Lift every line from the entries that includes the word "header".
--- Exercise data Enclosed Below ---
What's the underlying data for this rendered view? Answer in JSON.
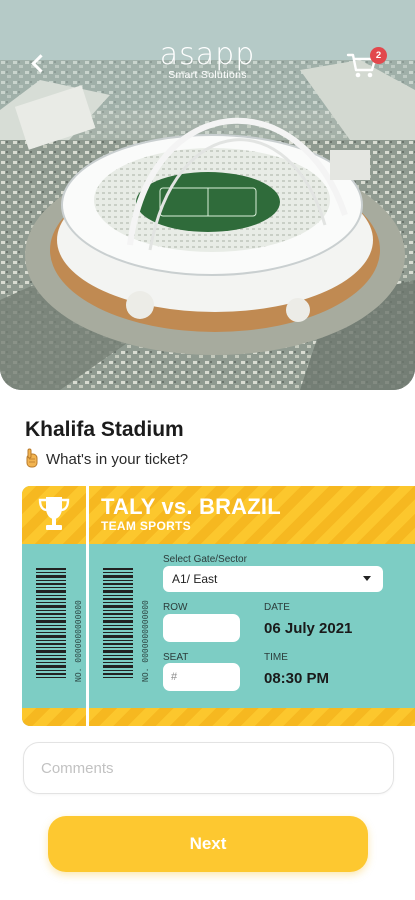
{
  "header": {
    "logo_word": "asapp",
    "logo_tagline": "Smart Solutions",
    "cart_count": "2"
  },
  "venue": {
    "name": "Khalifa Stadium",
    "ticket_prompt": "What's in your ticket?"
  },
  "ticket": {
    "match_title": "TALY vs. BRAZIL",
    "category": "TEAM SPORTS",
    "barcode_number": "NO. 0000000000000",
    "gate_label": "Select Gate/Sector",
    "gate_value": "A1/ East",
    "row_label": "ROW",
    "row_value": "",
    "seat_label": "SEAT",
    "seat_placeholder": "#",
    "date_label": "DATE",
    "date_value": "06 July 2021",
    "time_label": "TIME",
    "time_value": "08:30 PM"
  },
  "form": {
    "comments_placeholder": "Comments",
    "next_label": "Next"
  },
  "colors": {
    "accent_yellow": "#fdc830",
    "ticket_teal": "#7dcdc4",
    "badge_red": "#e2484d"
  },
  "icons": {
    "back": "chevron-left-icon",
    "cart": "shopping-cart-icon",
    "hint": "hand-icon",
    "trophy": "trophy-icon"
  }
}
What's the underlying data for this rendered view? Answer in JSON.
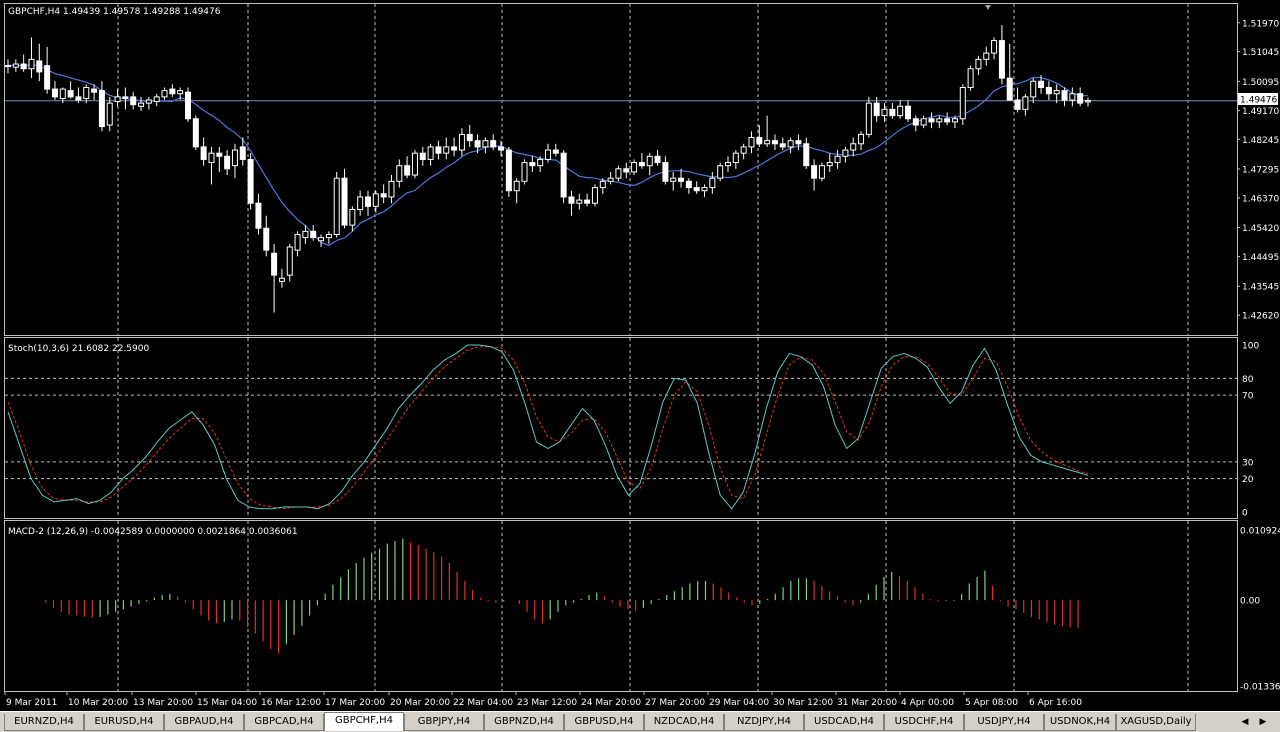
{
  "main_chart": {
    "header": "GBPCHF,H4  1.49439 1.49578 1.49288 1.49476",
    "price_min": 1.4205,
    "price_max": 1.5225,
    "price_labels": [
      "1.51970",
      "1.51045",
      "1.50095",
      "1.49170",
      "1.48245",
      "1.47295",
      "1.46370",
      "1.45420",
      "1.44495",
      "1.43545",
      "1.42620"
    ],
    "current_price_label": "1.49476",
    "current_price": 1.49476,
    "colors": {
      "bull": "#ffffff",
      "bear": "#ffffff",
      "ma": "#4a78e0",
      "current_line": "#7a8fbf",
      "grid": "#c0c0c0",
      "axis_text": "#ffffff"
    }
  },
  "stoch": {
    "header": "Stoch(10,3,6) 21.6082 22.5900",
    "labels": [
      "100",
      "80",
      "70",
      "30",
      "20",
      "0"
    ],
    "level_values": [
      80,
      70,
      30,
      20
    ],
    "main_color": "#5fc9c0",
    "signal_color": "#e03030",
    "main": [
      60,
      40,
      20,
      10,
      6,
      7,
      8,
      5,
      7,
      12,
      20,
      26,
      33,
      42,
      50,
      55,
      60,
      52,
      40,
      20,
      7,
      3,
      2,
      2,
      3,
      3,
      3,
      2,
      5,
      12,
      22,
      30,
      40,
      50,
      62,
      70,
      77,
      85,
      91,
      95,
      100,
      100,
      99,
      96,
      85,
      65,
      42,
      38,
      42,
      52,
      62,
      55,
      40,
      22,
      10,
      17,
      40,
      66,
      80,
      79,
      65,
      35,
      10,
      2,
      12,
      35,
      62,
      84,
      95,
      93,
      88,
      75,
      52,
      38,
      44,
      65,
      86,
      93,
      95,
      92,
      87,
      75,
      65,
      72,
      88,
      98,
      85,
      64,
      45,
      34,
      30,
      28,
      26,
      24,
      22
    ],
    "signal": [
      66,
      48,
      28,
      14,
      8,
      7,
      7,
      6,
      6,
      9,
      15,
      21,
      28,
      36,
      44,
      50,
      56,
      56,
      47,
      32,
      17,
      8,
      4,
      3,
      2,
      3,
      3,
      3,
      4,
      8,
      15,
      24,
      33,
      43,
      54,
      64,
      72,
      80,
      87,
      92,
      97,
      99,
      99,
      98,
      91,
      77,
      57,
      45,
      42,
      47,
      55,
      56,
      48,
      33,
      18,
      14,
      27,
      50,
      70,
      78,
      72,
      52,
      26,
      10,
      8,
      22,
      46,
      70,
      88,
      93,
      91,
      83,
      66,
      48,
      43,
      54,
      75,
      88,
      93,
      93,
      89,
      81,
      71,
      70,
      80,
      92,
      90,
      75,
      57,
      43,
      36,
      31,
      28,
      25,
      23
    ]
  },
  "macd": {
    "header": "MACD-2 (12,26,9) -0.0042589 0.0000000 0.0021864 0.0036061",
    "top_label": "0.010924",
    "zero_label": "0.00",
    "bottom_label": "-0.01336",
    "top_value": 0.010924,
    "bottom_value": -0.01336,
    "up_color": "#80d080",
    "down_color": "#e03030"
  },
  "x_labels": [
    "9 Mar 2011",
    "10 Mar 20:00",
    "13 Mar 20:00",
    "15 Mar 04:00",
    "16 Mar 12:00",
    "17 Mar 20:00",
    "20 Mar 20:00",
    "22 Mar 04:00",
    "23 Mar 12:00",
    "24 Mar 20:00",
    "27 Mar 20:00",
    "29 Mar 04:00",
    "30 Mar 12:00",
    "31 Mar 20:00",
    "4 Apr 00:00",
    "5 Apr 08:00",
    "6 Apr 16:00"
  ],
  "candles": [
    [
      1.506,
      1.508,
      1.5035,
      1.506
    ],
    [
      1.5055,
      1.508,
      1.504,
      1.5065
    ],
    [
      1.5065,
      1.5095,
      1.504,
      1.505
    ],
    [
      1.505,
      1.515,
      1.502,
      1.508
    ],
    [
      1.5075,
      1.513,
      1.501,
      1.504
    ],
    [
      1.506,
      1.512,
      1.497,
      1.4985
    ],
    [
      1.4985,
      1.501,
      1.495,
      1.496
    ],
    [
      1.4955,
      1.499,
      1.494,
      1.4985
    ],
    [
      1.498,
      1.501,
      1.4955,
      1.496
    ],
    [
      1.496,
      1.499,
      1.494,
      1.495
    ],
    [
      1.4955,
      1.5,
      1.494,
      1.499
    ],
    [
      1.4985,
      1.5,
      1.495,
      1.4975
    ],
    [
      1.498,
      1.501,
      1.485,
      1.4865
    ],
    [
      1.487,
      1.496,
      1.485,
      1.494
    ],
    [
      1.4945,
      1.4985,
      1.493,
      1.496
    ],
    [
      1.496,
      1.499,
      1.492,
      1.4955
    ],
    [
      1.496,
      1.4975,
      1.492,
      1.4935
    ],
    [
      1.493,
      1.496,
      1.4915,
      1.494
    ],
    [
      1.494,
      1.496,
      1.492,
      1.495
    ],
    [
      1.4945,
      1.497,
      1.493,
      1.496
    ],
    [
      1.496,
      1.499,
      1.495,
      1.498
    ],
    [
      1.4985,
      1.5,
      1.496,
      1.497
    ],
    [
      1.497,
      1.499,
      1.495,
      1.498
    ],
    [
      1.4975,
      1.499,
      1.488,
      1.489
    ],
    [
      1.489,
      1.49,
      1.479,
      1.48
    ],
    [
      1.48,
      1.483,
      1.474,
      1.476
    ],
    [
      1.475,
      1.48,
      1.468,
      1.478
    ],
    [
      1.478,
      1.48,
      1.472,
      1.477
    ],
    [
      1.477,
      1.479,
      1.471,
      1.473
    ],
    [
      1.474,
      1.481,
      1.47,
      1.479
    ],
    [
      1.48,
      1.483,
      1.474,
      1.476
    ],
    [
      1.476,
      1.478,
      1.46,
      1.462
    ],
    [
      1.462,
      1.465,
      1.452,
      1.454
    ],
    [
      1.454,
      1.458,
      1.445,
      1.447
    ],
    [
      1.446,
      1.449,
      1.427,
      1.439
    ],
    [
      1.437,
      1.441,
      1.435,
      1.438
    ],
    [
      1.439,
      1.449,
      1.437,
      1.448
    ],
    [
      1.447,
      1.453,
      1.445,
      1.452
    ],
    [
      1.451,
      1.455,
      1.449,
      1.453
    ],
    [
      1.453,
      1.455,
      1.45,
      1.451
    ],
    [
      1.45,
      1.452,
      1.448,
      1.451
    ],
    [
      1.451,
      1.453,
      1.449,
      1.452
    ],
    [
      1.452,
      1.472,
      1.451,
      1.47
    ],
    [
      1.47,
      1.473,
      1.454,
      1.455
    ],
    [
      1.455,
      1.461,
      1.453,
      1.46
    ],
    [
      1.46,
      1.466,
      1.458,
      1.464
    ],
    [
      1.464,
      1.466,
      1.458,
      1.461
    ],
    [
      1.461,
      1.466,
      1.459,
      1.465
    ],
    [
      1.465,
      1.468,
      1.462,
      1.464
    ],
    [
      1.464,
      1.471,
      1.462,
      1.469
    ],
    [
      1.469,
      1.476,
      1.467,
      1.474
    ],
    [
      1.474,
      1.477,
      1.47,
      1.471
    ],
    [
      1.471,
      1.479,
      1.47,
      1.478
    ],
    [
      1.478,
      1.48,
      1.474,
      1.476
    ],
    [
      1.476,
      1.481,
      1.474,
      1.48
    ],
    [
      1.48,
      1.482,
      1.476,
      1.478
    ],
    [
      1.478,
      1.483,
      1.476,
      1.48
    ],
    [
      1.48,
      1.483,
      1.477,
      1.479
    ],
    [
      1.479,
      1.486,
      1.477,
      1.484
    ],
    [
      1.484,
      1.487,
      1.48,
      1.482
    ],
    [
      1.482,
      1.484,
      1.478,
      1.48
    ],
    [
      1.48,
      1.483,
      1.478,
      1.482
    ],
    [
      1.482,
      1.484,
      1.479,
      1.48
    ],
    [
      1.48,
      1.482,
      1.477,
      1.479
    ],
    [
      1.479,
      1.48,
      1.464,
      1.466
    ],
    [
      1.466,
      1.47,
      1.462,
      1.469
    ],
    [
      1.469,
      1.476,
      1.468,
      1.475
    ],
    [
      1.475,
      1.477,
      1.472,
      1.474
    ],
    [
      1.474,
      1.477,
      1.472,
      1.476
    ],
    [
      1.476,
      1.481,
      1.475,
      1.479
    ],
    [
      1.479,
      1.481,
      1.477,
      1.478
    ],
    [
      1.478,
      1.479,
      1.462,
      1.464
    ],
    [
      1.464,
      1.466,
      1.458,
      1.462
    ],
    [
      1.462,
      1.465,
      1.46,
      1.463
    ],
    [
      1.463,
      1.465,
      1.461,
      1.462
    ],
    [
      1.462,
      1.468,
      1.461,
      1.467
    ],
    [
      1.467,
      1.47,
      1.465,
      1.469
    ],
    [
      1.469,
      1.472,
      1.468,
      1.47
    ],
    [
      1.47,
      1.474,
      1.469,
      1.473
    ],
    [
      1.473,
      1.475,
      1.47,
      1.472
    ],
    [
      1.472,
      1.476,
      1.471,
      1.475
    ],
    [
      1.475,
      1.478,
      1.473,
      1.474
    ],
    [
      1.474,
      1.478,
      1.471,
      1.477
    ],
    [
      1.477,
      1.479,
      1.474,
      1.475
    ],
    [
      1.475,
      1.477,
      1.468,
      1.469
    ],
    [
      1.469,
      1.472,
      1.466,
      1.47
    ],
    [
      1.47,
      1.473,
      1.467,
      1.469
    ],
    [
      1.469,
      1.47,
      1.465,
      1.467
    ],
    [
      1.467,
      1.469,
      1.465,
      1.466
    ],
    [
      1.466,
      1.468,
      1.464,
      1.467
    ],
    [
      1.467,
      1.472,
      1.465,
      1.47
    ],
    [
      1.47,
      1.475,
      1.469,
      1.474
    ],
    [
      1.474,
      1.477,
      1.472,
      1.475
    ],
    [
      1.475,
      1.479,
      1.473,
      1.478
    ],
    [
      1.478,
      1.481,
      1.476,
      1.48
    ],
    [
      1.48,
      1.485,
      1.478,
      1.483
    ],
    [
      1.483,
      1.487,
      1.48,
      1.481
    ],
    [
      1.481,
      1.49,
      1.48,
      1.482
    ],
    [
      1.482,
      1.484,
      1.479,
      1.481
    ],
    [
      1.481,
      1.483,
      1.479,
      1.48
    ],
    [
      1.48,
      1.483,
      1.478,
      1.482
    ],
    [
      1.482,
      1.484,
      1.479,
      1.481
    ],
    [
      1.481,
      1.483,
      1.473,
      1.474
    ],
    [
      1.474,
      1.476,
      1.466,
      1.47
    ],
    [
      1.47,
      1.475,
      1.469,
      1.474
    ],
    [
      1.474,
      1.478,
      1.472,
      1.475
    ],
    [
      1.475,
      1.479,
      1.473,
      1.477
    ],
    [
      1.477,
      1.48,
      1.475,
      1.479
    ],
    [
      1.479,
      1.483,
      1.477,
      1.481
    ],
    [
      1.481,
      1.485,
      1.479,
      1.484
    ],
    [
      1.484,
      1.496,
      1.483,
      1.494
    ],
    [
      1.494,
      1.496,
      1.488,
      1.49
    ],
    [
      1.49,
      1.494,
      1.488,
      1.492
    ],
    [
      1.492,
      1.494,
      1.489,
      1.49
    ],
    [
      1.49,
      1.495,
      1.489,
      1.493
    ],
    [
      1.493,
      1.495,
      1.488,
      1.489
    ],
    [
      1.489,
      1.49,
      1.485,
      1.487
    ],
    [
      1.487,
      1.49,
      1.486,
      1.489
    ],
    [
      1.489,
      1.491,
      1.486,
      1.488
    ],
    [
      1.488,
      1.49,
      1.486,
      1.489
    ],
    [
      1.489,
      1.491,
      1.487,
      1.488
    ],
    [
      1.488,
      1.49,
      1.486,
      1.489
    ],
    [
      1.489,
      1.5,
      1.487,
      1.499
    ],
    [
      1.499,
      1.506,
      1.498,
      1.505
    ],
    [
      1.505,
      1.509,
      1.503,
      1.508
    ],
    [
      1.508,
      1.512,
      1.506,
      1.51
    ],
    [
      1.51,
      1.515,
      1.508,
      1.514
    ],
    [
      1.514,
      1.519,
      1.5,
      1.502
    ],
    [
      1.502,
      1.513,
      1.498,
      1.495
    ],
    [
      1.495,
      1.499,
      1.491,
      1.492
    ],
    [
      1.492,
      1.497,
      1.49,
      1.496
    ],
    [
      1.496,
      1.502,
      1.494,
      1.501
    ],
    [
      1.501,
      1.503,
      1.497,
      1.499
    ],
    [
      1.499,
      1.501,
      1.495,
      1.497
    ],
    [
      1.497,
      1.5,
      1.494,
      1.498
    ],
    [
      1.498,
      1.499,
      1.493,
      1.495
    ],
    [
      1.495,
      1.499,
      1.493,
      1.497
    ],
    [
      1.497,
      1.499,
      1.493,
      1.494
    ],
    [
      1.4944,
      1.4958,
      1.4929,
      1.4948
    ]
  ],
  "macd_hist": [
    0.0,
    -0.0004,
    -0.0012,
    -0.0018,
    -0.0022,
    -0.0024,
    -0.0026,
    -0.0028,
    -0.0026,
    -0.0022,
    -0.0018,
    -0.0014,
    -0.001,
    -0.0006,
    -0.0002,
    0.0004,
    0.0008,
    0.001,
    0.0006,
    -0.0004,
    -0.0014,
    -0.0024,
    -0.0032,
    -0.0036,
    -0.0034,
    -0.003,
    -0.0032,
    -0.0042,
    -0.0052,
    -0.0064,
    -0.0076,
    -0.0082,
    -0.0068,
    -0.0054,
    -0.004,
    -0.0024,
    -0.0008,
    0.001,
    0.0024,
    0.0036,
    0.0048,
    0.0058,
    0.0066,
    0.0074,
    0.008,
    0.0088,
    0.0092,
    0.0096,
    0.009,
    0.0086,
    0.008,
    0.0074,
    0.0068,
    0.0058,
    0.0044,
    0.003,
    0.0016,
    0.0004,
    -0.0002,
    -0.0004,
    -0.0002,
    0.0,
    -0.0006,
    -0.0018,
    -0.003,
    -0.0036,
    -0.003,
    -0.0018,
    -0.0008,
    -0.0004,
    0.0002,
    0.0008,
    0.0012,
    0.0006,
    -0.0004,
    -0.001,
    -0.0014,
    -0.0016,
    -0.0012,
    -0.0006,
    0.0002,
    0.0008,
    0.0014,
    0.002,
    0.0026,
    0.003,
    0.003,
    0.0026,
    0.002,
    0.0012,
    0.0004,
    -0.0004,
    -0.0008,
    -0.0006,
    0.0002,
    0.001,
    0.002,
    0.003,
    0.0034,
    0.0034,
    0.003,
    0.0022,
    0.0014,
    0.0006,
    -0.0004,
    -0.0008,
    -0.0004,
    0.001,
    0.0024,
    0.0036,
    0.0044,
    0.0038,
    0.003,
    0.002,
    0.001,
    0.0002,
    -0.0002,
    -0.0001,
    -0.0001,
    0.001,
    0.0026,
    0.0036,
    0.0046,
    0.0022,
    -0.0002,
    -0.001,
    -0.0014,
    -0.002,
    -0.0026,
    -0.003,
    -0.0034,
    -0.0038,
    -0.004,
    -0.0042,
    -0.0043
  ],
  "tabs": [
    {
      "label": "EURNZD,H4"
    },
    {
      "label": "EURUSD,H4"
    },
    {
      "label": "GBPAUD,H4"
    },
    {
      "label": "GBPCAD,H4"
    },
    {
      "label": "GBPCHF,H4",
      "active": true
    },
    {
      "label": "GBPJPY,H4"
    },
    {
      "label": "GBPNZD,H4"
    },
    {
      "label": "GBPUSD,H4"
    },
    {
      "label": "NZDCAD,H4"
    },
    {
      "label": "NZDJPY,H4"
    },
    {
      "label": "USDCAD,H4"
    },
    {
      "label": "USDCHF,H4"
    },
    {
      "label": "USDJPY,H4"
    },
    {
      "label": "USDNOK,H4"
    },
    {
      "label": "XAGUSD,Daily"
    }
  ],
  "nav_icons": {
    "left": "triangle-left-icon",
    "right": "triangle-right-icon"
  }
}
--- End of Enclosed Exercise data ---
» **Answer section**
  "header": {
    "header": "GBPCHF,H4  1.49439 1.49578 1.49288 1.49476",
    "header": "Stoch(10,3,6) 21.6082 22.5900",
    "header": "MACD-2 (12,26,9) -0.0042589 0.0000000 0.0021864 0.0036061",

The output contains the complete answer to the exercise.